The life span of a normal healthy cell is determined by telomeres, protective caps at the ends of chromosomes. Each time a cell divides, the telomeres become shorter until eventually, they are too short to protect the DNA and the cell dies naturally.
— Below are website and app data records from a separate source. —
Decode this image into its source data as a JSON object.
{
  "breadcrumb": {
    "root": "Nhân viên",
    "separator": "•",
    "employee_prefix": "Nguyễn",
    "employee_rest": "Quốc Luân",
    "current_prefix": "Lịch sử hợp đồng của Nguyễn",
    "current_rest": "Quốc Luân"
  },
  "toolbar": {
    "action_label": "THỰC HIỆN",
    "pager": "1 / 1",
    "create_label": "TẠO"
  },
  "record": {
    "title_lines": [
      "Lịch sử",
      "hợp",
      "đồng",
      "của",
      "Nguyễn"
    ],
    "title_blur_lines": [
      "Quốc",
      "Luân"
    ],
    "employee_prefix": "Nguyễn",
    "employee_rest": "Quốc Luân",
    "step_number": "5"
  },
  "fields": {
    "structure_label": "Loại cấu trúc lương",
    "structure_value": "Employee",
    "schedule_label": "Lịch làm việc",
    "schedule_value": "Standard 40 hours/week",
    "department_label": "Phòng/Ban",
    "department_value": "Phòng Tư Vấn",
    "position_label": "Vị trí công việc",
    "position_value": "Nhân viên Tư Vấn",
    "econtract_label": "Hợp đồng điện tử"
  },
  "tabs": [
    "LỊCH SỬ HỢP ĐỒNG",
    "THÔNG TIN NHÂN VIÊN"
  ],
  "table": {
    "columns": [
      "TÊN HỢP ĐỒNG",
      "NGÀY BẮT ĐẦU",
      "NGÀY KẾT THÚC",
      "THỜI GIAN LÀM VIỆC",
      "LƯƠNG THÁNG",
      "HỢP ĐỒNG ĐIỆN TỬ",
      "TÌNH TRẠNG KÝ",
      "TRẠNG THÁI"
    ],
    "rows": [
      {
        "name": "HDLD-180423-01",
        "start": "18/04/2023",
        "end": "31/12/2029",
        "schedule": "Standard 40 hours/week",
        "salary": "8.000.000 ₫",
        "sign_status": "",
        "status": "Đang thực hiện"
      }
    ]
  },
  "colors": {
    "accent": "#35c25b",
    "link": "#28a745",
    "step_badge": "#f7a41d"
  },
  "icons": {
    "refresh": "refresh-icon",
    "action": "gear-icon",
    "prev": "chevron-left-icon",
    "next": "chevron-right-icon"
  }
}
In contrast, cancer cells live through reactivating telomerase, an enzyme which can prolong telomeres, but is inactive in most adult cells.
By activating the Human Telomerase Reverse Transcriptase (hTERT) gene, cancer cells can continue to divide and multiply indefinitely in the body.
Studies have shown that telomerase is reactivated in as much as 90 per cent of cancers, making hTERT, through which telomerase is activated, an excellent candidate for targeting cancer cells.
Building on this work, the team will collaborate with industrial and clinical partners to develop cancer-specific telomerase inhibitors and bring those candidates to the clinical stage.